Title

Reducing the use of polluting products: An evaluation of alternative policy approaches

Date of Completion

January 2008

Keywords

Economics, General|Environmental Sciences

Degree

Ph.D.

Abstract

The thesis investigates different approaches to reducing environmental damages from the use of final products. I consider oligopoly markets with multiproduct firms where competition between models, as well as between firms, exists. Each firm produces a vertically differentiated product with a brown and a green version to target different market segments. The approaches considered range from the purely voluntary industry initiatives to regulation of product markets. Motivated by the European appliances agreements, the first chapter attempts to examine product related voluntary agreements (VAs) where firms collectively agreed not to produce models of a product that do not meet an environmental standard.

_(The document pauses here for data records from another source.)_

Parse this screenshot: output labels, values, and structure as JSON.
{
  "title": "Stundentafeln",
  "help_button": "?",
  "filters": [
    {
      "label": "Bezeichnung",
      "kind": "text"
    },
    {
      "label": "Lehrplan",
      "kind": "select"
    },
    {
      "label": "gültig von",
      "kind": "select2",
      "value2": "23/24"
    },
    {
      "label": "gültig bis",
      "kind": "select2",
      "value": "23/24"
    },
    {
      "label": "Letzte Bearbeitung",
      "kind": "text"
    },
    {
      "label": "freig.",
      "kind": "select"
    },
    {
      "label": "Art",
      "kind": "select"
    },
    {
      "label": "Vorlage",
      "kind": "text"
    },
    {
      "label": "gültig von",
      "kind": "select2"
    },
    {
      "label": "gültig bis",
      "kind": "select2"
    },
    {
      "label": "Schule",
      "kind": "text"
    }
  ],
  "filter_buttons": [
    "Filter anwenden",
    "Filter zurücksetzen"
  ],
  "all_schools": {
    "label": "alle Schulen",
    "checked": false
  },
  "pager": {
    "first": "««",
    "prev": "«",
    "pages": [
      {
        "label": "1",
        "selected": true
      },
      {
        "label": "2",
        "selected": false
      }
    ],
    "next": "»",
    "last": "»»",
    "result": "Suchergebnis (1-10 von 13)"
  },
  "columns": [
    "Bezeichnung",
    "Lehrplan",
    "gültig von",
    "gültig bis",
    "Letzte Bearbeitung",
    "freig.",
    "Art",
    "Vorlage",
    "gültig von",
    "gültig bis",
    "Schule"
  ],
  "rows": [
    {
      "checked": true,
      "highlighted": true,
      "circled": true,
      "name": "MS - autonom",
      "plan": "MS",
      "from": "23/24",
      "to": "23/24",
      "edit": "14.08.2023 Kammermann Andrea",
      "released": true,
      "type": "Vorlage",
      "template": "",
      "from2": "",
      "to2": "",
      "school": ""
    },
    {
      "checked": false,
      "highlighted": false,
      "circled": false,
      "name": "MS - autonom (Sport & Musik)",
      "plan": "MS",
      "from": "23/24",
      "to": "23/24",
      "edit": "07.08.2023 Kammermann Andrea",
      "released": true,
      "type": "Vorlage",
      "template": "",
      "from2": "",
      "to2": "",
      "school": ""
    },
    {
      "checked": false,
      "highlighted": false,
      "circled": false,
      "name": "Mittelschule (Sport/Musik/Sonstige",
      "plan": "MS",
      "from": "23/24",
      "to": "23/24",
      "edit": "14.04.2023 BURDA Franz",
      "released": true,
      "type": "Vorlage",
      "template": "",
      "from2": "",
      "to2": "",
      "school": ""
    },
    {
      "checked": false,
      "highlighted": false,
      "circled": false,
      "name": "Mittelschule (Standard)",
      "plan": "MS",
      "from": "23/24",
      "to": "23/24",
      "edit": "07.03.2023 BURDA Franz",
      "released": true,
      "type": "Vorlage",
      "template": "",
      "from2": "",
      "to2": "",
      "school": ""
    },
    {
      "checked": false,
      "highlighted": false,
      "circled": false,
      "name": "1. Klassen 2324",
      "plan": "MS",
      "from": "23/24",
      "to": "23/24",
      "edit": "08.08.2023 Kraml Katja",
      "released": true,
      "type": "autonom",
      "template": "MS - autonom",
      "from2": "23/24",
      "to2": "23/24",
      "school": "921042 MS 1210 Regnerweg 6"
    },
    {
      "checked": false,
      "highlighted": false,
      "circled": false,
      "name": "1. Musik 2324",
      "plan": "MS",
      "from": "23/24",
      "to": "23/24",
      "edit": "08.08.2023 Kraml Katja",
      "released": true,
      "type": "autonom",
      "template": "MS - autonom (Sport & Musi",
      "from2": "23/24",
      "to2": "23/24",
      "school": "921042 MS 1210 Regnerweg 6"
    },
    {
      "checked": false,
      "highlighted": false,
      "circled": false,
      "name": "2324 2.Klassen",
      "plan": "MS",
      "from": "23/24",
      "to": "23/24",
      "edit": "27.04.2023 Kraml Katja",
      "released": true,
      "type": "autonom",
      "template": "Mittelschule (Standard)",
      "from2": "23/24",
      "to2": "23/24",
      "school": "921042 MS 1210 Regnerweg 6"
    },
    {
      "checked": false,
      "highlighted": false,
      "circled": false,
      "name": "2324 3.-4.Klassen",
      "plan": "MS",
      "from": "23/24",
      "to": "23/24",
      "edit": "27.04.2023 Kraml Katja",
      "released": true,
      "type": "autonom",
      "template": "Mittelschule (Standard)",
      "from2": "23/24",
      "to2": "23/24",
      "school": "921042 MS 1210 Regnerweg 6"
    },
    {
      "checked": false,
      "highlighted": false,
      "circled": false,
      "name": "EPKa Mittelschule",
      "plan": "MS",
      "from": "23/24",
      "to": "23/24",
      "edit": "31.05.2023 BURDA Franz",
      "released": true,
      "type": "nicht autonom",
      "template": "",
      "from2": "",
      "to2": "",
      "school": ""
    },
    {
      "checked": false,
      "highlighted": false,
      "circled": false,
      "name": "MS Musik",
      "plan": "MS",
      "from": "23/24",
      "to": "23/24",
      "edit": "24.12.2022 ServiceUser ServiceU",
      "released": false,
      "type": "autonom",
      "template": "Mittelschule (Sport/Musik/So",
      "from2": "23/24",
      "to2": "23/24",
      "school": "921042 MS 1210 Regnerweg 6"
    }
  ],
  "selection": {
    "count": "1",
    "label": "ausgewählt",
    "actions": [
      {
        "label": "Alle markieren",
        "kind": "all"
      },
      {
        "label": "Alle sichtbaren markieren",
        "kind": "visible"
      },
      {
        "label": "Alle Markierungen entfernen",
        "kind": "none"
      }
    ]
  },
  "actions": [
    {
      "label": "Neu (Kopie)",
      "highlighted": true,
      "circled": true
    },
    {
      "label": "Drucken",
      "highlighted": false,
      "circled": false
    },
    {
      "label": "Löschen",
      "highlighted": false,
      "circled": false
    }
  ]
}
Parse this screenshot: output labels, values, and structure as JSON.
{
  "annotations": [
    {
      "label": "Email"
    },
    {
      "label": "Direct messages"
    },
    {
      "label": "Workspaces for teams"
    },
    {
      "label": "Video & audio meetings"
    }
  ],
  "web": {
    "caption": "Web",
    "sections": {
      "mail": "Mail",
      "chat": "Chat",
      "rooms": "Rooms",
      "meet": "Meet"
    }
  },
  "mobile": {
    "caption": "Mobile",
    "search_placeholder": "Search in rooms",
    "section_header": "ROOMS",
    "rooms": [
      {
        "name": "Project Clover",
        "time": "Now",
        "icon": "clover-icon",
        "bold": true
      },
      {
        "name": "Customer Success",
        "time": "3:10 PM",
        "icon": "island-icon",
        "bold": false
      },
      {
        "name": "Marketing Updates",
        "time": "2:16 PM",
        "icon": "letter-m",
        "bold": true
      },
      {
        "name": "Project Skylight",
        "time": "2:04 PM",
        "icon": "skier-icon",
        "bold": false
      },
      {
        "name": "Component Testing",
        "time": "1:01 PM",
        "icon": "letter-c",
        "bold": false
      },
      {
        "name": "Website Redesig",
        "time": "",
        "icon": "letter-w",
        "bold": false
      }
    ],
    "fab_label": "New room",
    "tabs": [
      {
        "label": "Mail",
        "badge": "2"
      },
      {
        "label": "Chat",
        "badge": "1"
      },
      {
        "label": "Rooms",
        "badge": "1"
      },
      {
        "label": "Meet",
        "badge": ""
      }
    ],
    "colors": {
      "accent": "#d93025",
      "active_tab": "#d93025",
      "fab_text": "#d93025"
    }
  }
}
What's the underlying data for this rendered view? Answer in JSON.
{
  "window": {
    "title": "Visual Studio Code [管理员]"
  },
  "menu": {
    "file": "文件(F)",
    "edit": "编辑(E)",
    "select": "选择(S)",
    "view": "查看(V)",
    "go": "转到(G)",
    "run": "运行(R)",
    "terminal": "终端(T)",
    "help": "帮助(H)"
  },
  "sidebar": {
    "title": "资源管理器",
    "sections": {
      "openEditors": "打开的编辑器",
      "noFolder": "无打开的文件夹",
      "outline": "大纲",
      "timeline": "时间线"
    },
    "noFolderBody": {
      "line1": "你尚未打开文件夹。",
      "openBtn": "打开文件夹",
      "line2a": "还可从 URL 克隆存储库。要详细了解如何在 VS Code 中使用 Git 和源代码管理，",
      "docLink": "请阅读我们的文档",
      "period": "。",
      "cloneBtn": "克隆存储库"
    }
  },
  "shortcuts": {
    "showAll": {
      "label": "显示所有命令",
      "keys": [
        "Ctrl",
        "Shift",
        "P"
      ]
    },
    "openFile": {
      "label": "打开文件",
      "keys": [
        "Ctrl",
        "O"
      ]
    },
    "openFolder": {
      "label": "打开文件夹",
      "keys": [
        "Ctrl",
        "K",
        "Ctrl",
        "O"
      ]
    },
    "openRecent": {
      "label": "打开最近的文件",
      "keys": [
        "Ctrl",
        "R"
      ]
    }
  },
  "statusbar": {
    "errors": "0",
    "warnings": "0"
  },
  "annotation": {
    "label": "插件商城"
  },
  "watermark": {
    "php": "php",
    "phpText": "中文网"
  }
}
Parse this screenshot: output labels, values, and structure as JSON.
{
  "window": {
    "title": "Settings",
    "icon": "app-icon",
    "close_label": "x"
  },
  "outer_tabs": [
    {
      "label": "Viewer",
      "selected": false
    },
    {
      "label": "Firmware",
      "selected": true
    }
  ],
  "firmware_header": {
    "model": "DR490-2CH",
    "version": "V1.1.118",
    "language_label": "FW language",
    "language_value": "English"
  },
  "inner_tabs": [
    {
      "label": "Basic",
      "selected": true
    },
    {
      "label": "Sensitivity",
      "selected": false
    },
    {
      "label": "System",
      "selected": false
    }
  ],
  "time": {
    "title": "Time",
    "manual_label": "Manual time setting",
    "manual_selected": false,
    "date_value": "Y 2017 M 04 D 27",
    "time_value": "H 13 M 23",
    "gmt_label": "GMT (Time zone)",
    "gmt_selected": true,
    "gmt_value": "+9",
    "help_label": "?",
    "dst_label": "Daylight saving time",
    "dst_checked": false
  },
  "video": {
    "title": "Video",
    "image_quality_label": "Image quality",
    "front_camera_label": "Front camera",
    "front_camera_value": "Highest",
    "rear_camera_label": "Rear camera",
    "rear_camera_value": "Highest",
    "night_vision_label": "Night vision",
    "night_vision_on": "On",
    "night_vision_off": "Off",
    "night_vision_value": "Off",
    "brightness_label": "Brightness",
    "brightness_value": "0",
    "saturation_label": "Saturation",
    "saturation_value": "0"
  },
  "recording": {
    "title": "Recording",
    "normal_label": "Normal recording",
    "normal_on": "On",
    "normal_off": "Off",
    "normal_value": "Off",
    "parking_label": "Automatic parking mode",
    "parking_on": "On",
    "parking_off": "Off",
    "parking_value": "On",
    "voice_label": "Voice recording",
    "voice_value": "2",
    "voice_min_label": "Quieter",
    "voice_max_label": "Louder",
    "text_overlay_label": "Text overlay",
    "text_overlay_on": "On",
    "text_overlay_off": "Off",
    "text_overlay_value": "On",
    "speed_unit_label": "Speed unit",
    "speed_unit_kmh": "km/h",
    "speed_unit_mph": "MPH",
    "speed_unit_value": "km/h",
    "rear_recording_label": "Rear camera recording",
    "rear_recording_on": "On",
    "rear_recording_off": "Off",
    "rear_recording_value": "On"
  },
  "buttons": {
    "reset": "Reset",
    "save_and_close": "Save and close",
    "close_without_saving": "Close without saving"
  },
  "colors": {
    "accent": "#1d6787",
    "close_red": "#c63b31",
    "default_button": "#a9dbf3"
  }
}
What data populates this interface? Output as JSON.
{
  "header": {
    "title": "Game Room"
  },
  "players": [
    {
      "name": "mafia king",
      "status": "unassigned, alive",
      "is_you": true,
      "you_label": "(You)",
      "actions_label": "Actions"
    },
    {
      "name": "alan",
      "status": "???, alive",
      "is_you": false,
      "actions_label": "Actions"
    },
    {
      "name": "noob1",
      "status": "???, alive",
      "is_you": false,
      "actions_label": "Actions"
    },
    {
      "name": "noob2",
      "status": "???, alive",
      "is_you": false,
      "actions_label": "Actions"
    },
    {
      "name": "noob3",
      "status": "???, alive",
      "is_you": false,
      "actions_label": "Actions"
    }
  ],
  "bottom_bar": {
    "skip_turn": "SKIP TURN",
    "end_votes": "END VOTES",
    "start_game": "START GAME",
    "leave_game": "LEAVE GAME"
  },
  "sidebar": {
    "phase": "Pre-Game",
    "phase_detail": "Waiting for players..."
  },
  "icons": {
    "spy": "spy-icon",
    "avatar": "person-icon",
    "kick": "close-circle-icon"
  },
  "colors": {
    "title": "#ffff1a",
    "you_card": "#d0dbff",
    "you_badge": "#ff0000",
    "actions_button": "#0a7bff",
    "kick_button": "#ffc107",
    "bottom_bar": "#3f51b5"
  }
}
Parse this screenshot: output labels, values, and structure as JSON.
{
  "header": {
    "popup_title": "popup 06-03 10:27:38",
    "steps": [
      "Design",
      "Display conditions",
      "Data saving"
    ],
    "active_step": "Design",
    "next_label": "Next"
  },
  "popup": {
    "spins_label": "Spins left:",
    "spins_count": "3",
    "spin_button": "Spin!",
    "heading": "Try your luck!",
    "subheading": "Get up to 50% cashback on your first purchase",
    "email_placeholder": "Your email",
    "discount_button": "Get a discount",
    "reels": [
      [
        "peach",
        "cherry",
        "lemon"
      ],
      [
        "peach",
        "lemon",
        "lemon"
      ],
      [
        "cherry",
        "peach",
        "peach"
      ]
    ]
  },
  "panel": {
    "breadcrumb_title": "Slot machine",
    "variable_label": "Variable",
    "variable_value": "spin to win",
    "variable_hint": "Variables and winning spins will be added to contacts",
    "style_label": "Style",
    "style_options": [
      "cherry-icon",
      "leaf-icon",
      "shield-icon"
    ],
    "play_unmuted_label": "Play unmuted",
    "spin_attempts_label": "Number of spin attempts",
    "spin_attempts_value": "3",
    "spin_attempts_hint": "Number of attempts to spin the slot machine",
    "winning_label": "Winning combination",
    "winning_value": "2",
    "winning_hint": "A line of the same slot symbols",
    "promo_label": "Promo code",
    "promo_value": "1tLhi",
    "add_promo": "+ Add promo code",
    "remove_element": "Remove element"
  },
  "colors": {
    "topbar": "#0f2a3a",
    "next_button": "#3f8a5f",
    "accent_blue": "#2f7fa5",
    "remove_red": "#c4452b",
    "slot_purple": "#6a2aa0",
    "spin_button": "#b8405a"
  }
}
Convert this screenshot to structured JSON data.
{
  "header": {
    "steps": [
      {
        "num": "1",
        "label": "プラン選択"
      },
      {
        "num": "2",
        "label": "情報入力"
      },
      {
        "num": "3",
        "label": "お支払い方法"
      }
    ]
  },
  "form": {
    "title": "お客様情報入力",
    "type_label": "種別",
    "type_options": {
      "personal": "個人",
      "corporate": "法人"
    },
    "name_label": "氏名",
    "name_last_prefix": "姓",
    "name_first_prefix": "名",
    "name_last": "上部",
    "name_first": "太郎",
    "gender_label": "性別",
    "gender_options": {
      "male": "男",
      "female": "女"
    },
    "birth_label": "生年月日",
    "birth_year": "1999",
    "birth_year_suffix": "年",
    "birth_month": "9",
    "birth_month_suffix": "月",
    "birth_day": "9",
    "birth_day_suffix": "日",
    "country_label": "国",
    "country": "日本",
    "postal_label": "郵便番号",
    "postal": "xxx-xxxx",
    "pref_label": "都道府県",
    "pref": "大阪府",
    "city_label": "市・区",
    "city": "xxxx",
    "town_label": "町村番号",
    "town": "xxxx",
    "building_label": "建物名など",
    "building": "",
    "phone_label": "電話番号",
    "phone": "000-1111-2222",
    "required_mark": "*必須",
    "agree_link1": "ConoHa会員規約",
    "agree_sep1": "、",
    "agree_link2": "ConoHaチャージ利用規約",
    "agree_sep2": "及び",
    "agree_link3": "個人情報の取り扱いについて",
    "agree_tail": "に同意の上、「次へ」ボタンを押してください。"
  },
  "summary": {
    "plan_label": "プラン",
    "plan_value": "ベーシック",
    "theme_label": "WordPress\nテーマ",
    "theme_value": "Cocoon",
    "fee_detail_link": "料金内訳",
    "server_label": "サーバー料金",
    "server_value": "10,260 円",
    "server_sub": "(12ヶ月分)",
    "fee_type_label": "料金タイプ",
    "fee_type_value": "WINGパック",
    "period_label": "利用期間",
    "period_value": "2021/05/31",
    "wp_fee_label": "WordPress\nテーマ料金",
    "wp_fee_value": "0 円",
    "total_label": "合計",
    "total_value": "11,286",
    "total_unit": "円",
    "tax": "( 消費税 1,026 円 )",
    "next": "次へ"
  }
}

I show that a collective VA to limit production of the brown model can increase industry profit even when no firm would benefit from producing less of the brown model unilaterally. However, if a sufficiently large number of firms cheat or not commit, the agreement becomes unprofitable, which highlights the importance of enforcement. Chapter two investigates alternative policies to regulate emissions considering the case of automobiles. The two policies considered are: a quota on luxury cars and a more flexible average efficiency standard (AES) that requires a minimum energy efficiency across models, similar to the US Corporate Average Fuel Economy (CAFE) standards. While a quota can raise profit over a certain range, the AES always reduces firm profit relative to the pre-regulation and may result in an increased level of emissions from new cars. When unit damages are sufficiently high, the quota is more efficient than the AES. Thus, instead of tightening CAFE, policy makers can shift to a quota policy which is both welfare enhancing and more profitable. Chapter three identifies two factors that affect the success of VAs, namely, the nature of the product and the nature of the VA (quota based or AES based VA). Regarding the nature of the product, I distinguish between products for which there is a tradeoff between environmental performance and overall product quality and products for which there is no tradeoff. The AES VA always results in a lower industry profit than a quota based VA as it creates more competition between firms. Under the tradeoff market only the quota based VA can raise industry profit. ^